In our lab we have two main focus areas: First, we develop methods to study the process of cytosolic delivery of RNA. In particular, we have developed high resolution microscopy methods to study RNA delivery in living cells. Second, based on the insights from these studies we are developing novel strategies to enhance RNA delivery to tumors. These efforts have the potential to specifically turn off driving cancer genes and ultimately halt disease progression.
Wallenberg Molecular Medicine Clinical Researcher – Medical Imaging
Imaging has a fundamental importance in medicine as it allows for non-invasive examination of both morphology and function. For translational science, imaging is a powerful tool, as the same imaging techniques can be used to evaluate treatment response in pre-clinical animal models, early human experiments, and lastly in large clinical studies. Medical image analysis is a research discipline where with help of computations one can identify and delimit structures in image volumes to quantify biological or physiological parameters. Image processing is a prerequisite to create objective quantitative analysis methods for diagnosis, clinical or preclinical research were the data comes from medical imaging.

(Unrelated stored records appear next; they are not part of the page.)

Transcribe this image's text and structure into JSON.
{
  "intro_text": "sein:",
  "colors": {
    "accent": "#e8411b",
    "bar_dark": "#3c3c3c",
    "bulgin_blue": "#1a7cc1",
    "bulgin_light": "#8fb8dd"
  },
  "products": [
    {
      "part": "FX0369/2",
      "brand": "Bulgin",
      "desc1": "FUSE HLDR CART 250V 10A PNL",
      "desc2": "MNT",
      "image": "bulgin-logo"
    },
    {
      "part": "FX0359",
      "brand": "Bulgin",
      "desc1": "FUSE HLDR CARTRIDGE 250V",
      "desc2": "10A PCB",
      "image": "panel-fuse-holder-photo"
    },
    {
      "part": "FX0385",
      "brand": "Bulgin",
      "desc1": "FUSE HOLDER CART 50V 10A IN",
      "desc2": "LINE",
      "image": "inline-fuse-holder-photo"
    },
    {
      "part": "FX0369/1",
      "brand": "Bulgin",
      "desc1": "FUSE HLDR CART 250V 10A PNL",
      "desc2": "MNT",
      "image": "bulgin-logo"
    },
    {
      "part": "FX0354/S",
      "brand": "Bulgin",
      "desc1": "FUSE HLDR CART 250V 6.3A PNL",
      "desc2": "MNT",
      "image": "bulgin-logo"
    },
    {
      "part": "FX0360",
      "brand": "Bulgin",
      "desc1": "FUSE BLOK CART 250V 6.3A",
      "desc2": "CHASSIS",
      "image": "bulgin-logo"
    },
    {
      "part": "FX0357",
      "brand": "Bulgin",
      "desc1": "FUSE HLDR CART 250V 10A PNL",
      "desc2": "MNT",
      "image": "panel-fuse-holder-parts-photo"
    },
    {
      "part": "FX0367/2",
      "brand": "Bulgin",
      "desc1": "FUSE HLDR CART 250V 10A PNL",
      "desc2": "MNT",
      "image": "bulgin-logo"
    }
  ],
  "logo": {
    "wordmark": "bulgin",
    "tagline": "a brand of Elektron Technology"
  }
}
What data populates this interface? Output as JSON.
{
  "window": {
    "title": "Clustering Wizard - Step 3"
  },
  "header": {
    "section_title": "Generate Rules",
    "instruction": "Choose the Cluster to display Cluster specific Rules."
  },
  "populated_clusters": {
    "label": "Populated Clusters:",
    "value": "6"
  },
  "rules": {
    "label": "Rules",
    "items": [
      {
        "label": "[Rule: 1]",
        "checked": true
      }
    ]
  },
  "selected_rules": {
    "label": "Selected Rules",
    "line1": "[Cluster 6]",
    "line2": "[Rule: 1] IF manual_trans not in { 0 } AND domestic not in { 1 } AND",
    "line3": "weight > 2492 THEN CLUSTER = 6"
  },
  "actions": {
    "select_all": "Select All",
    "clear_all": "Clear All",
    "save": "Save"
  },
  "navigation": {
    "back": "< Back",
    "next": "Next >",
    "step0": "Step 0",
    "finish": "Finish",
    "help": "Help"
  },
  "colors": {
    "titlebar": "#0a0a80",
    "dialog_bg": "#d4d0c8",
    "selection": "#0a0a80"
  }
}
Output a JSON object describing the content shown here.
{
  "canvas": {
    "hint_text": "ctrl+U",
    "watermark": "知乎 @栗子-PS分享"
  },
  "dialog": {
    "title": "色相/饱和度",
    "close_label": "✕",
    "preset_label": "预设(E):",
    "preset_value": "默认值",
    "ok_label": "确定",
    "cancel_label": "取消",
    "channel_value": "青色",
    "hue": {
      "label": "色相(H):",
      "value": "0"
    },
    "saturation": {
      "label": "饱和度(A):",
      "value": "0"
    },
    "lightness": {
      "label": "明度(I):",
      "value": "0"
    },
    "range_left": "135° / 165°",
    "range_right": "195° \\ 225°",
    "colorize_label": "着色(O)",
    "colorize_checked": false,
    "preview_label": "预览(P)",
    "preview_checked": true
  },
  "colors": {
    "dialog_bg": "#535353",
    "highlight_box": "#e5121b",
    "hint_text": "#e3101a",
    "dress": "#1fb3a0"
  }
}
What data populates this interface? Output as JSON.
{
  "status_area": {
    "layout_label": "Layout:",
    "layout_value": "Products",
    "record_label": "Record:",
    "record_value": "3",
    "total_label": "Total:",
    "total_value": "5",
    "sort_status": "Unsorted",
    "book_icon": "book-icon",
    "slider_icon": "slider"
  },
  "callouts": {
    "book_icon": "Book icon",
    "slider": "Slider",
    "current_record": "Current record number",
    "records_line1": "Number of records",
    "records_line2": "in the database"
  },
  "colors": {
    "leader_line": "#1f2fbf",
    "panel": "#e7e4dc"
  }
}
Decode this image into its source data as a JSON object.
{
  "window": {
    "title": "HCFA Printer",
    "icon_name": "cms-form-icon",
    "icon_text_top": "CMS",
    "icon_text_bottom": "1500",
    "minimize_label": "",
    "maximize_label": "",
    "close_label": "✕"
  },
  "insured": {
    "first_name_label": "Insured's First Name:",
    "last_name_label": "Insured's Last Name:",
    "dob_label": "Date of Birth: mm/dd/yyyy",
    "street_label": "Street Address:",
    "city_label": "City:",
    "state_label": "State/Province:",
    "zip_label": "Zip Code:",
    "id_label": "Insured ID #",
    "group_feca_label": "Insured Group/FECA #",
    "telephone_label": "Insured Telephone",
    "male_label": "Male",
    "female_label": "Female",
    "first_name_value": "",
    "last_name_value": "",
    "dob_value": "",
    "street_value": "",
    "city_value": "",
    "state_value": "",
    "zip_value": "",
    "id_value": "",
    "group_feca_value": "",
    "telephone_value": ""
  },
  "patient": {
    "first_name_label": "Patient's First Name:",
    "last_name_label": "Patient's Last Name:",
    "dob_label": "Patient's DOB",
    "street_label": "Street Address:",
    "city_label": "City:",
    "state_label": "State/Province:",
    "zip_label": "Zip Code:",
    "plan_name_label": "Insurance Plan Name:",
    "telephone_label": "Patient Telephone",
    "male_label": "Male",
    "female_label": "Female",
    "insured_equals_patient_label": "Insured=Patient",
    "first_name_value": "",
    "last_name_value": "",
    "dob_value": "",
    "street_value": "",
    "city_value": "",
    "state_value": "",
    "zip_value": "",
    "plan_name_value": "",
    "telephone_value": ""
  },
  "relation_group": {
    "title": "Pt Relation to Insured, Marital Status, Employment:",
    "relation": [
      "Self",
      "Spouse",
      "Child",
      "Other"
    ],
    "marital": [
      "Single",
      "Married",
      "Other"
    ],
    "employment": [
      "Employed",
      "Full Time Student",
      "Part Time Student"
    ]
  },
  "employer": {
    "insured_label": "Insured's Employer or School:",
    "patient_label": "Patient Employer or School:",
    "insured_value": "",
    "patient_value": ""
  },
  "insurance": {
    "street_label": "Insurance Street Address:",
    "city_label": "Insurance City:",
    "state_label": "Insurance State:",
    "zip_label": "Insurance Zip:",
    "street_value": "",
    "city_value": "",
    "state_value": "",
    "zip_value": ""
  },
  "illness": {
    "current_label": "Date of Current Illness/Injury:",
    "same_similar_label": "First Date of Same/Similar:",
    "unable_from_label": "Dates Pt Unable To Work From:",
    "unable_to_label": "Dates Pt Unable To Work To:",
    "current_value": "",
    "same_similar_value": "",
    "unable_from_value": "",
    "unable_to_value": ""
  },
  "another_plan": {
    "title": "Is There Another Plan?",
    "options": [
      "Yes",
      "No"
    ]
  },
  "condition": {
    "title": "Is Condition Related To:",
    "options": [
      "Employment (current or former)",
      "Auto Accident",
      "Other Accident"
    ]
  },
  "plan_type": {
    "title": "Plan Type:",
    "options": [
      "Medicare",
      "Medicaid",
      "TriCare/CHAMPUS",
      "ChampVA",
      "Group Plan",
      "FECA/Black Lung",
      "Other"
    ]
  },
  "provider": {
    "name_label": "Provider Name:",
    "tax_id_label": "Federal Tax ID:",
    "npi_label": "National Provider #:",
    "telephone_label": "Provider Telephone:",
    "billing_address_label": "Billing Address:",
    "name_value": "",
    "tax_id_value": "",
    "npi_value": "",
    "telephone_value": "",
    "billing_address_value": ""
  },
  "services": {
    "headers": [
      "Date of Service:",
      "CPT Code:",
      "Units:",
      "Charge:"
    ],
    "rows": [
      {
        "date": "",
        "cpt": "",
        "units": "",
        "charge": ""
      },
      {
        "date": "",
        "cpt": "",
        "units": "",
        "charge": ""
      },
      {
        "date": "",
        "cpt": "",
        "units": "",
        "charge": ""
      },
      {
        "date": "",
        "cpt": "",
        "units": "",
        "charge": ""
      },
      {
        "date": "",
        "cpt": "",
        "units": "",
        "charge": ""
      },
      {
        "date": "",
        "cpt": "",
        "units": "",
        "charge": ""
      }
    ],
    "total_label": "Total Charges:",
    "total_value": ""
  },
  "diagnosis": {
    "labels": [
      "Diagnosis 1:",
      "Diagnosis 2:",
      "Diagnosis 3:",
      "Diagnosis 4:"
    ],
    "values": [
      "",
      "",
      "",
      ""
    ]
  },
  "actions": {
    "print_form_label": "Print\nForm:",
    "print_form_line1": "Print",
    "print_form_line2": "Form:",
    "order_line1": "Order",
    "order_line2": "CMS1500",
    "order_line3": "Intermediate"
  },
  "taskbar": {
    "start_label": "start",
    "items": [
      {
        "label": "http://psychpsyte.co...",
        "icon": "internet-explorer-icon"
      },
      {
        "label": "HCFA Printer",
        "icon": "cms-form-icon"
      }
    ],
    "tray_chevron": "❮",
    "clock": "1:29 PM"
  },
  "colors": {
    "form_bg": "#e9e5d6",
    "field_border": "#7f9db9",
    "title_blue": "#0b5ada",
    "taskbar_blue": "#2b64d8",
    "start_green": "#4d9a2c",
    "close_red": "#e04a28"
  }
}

In our research we develop novel methods and tools to process images. One research direction is towards full automation using machine learning to handle large study cohorts with tens of thousands of patients. Another research direction is precision medicine where imaging and image processing are used to develop patient specific models for surgical planning, combined with mathematical models to predict and optimize the outcome of the surgery.
Wallenberg Molecular Medicine Fellow – Nervous System with Emphasis on Plasticity and Function
Alzheimer’s disease (AD) is a common neurodegenerative disease, which causes immense suffering for tens of millions of patients and their relatives, and huge financial burdens for societies worldwide. Despite intense research efforts, there is still no cure or disease-modifying treatment for AD. This is partly due to a lack of understanding of the earliest events in the disease, and how the different components of the disease cascade are linked together.
My research is focused on the earliest stages of AD. In particular, I am interested in understanding the mechanisms of beta-amyloid and tau accumulation, which are neuropathological hallmarks of AD. There are still many mysteries regarding why beta-amyloid and tau accumulate. For example, the accumulation appears to follow largely predictable spatiotemporal patterns, but why do these processes start? And what underlies the selective vulnerability in different brain regions? Another unsolved question is how beta-amyloid and tau are linked together. For example, beta-amyloid accumulation appears to be necessary for the detrimental spread of tau across the brain, but why? It is also not clear how beta-amyloid or tau actually cause injury to synapses and neurons. For example, how closely correlated are accumulation of beta-amyloid and tau with synaptic and neuronal loss? And what determines the variability in these correlations? Are there especially toxic forms of beta-amyloid or tau that are responsible for the injury, or are other components also necessary?
Being part of WCMM will help me to develop more advanced approaches to study these basic pathophysiological questions. I utilize a variety of experimental systems for my studies, including advanced biochemical and neuroimaging testing in human volunteers, genetic studies, and cell biology experiments. I am also interested in translating my findings into tools to manage brain injuries in general, including in other neurodegenerative diseases and brain injury after cardiac arrest.